Swedish Fish Collaborates With Other Sweet Treats
Since its trip across the ocean, Swedish Fish has continued to hold its ground as one of the most popular gummi candies in the U.S. Market. So much so that in 2009, an Italian ice company by the name of Rita’s started making Swedish Fish flavored Italian ice—a smash hit amongst sugar lovers.
Fast forward to 2013 and the brand partnered with the massive gum company, Trident, to make a layered gum that consisted of the lime and raspberry Swedish Fish flavors. A year later, Trident released another version of the chewing gum with watermelon and orange flavors that caught the attention of gum and candy fans across the U.S.

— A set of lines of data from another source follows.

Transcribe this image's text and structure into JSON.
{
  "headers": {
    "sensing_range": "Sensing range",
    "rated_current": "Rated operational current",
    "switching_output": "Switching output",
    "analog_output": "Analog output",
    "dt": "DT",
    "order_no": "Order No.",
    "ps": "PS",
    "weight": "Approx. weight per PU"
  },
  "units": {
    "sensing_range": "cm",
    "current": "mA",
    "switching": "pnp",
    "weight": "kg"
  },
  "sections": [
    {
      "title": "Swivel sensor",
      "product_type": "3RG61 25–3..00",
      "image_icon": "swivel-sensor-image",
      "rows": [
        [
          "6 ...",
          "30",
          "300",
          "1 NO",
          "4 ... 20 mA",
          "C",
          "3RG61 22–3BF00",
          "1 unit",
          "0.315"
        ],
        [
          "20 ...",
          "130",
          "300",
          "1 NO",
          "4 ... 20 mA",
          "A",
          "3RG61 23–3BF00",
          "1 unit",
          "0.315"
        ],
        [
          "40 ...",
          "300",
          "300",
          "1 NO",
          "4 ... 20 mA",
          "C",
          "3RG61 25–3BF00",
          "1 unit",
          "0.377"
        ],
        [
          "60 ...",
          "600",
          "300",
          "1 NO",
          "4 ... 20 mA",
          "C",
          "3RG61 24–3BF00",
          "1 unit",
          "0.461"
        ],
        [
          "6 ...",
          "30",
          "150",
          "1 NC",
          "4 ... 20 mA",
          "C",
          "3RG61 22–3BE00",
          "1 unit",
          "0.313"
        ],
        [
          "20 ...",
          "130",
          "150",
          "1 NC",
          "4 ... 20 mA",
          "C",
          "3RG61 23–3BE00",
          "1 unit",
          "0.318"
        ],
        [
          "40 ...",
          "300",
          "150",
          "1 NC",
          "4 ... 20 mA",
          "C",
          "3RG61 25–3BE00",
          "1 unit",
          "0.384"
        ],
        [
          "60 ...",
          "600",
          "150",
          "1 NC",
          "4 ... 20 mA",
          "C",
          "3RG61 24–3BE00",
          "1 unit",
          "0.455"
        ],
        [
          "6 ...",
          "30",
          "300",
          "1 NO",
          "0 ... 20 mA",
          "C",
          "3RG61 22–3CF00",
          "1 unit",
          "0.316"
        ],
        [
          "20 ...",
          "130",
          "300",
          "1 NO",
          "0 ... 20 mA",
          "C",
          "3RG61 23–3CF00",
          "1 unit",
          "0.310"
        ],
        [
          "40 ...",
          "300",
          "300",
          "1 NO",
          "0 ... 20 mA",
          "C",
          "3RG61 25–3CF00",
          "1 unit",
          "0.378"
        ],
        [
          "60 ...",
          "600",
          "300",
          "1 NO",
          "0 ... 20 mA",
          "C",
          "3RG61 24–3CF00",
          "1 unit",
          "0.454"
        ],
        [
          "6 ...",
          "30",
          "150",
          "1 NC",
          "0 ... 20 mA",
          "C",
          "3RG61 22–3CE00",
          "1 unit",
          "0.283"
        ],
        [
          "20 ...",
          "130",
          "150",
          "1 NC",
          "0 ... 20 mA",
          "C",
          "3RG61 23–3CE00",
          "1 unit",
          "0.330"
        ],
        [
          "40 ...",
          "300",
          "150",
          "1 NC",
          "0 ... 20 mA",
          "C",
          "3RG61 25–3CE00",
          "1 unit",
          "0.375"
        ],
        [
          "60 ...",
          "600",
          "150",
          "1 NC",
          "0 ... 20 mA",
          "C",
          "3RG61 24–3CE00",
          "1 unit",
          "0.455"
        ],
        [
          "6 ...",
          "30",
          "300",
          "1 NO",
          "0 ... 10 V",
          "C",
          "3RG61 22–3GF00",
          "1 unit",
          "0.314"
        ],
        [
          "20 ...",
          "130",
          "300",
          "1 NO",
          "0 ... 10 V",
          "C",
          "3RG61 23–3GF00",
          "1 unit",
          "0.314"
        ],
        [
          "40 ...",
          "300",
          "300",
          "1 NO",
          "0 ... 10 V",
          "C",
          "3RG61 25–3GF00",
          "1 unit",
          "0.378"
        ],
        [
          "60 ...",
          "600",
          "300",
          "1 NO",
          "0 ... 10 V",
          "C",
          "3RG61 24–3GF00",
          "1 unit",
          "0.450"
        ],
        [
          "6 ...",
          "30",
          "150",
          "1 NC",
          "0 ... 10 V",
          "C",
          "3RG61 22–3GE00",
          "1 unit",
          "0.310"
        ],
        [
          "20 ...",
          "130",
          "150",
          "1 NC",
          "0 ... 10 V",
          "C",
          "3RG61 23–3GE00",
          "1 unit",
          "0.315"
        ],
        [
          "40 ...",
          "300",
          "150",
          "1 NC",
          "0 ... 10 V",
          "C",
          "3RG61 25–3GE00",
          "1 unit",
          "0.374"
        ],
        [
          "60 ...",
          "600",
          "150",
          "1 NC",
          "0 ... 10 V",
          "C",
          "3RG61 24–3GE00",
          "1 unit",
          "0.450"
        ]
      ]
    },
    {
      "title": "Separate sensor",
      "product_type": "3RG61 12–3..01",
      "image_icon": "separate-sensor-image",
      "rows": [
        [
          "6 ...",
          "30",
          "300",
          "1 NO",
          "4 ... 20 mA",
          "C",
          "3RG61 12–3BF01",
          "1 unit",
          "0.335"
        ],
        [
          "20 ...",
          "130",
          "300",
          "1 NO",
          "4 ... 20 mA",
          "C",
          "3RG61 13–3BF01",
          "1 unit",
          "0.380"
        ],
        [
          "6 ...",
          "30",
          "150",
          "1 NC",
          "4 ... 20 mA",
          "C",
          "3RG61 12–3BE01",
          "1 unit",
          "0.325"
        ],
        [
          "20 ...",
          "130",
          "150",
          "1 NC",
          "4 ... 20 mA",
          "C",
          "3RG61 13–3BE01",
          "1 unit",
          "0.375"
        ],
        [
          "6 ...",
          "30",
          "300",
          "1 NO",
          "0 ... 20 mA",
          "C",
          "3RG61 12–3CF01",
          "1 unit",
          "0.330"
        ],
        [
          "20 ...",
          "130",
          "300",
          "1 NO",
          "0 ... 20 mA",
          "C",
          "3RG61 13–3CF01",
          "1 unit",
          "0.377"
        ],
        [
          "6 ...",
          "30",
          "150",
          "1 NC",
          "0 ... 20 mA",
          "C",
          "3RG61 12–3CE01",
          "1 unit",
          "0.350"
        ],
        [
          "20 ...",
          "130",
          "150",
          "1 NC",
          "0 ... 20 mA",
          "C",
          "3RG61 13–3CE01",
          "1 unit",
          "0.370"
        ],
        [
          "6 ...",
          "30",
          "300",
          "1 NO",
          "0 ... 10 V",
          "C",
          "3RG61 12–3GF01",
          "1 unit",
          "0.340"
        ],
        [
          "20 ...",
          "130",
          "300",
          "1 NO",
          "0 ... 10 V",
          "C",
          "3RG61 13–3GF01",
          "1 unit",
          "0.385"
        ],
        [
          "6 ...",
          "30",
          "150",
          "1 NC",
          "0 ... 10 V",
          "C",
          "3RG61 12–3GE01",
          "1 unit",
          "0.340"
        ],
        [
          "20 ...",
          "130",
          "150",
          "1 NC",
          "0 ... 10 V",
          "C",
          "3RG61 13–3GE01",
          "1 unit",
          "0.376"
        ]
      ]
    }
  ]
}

While both of these Swedish Fish collaborations were successful, it was an out-of-the-box idea that catapulted Swedish Fish from another popular candy company to one of the most talked about brands on the market. With the help of cookie icon Oreo, Swedish Fish launched the first Oreo with a Swedish Fish center.
The collaboration puzzled consumers, with many of them thinking it was a fake product that was photoshopped for effect. To their surprise Oreo released the cherry and chocolate combination to Kroger stores in 2016, creating a wave of social media buzz that got people wondering just how tasty this treat could be. Upon release, the product was met with some scrutiny as consumers found the cherry flavor overwhelmed the chocolate and the texture was rather slimy compared to the classic filling of “Milks Favorite Cookie”.
As stated by Oreo in an interview with Time, “We know that consumers enjoy variety when it comes to snacking so we create all of our limited-edition flavors to provide surprising new twists people know and love and on occasion, create unexpected and unique flavor combinations that people may never have thought were possible, including our latest from the Wonder Vault, Swedish Fish Flavored Creme Oreo Cookies.”
While we do love ourselves some Oreos and milk, we have to agree this combination is better off separate, ensuring that your taste buds aren’t overwhelmed with too many different flavors.
All that said, we encourage candy fanatics to try out everything Swedish Fish has to offer. You can find a variety of Swedish Fish flavors including the classic red, assorted flavors, blue raspberry lemonade, and even jelly beans during the Easter season.